TS: Are you able to clarify what you imply by localizers?
SM-M: Language localizers are a approach to discover the chunks of your mind that reply to . . . language. And broadly, these areas are usually related throughout members. As I stated, there [are] six areas within the mind that are usually aware of language, they usually’re within the left hemisphere. Nonetheless, the precise boundaries of those areas are completely different between you and I. While you’re making an attempt to see [different responses] . . . you wish to just remember to are localizing first these language areas within the mind after which wanting inside these areas [to see] what is occurring. In any other case the [adjacent] networks within the mind that aren’t aware of language [can blur] the sign.
TS: How did you consider these parameters within the members out of your examine?
SM-M: We had members are available in and take heed to a narrative. On this case, it was Alice in Wonderland, probably the most translated books on the planet moreover the Bible. And we had them are available in for a purposeful MRI scan [while] they have been listening to elements of the story [in their native language] after which acoustically degraded variations. The best way you’ll be able to visualize these areas within the mind is by making a distinction between the intact model and the degraded model. [P]articipants . . . additionally carried out [nonlanguage tasks such as a] spatial working reminiscence activity and a math activity that might permit us to evaluate the selectivity of the world.
TS: And then you definitely in contrast [results] throughout completely different members who spoke completely different native languages. What was the primary conclusion from that evaluation?
SM-M: The primary conclusion is that the properties that we have been taking a look at—whether or not [language] was left-lateralized, whether or not language was selective, whether or not it was functionally built-in inside [the] community and dissociated with different networks—these properties maintain throughout all of the languages that we checked out.

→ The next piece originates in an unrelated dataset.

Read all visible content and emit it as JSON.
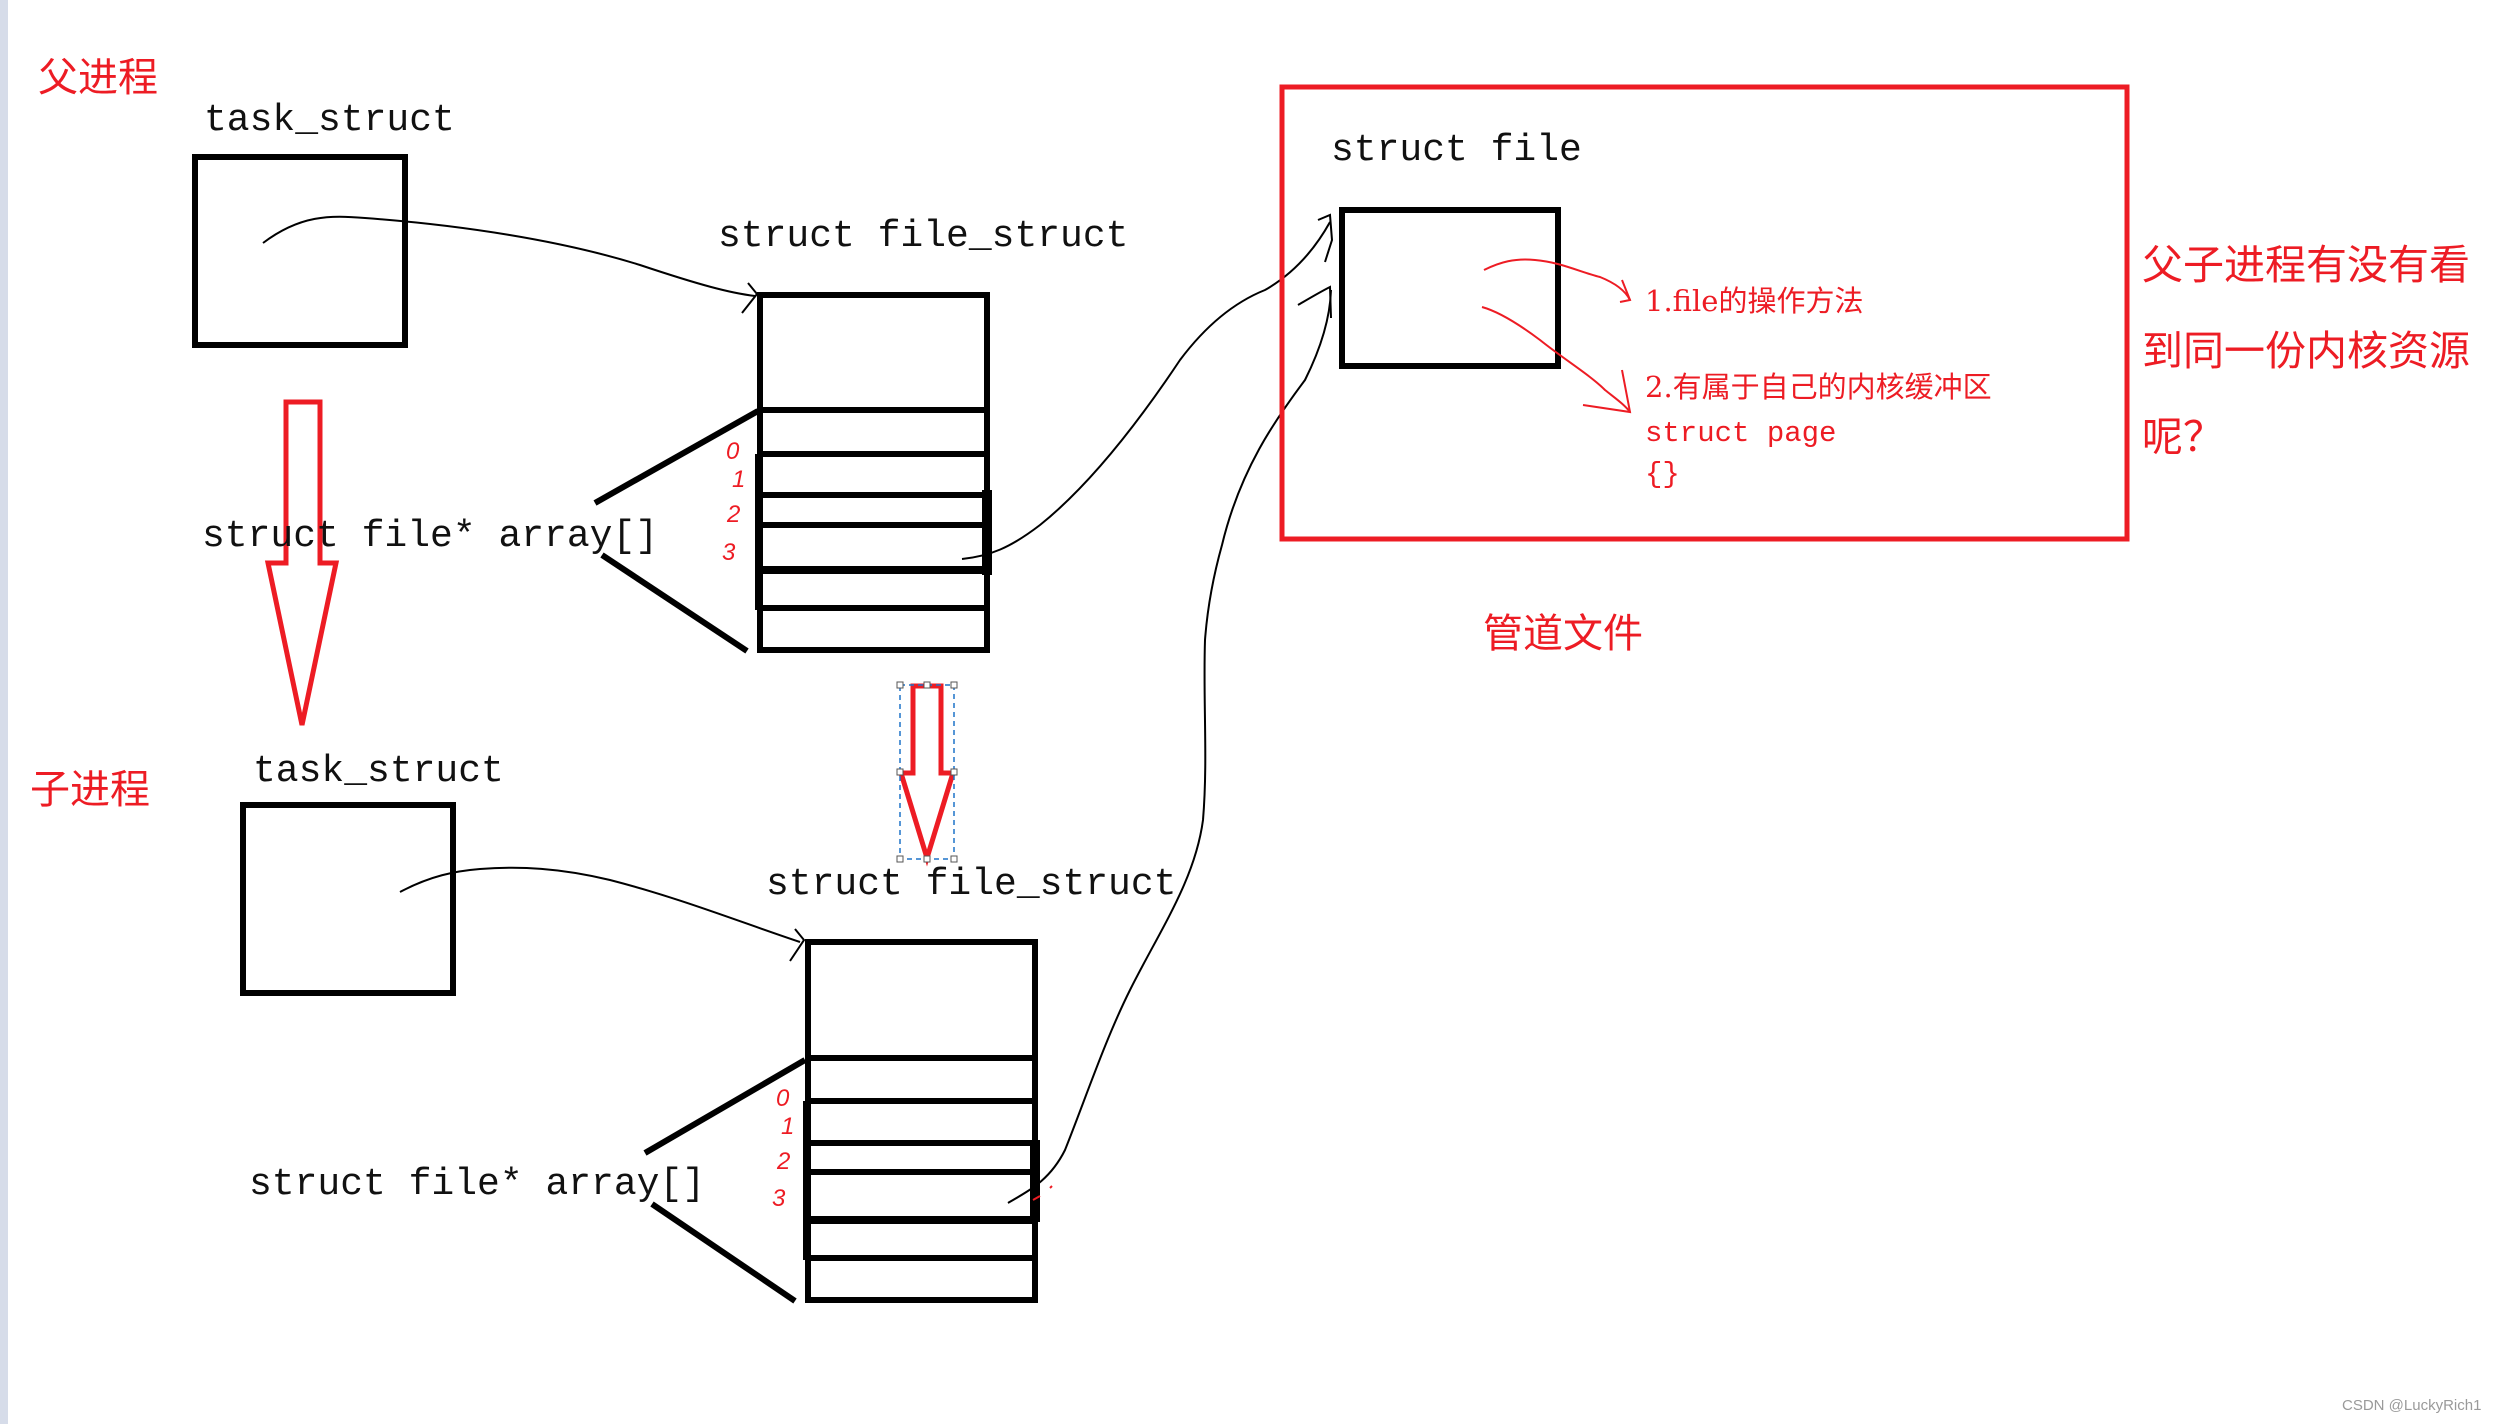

And there’s at all times interindividual variability, which is the explanation why we wish to have localizers to account for variability throughout people. However the variability that we noticed throughout languages was decrease than the variability that we see throughout members, which means that the language community appears to be extremely secure and related throughout languages.
If we did a examine with extra members per language, possibly we’d have the ability to discover extra nuanced distinctions inside explicit areas of the language community.
Now, I’d wish to level out that . . . as a result of we’re taking a look at very broad properties of the mind, we solely scanned two individuals per language. If we did a examine with extra members per language, possibly we’d have the ability to discover extra nuanced distinctions inside explicit areas of the language community.
TS: What may extra intensive sampling in future research reveal when it comes to these nuances? In different phrases, why are these nuances essential?
SM-M: One of many questions that cognitive neuroscientists who notably examine language marvel is: “Why do now we have six areas? What does every space do?” We haven’t fairly discovered the perform of every separate space. We all know these areas are very functionally built-in and work intently collectively, however there’s a variety of debate as to what the perform of every completely different space is. So, doubtlessly, if we are able to leverage the variability inside languages, possibly that might be a method the place scanning extra members would permit us to know much more about how the language community features.
Editor’s word: This interview has been edited for brevity.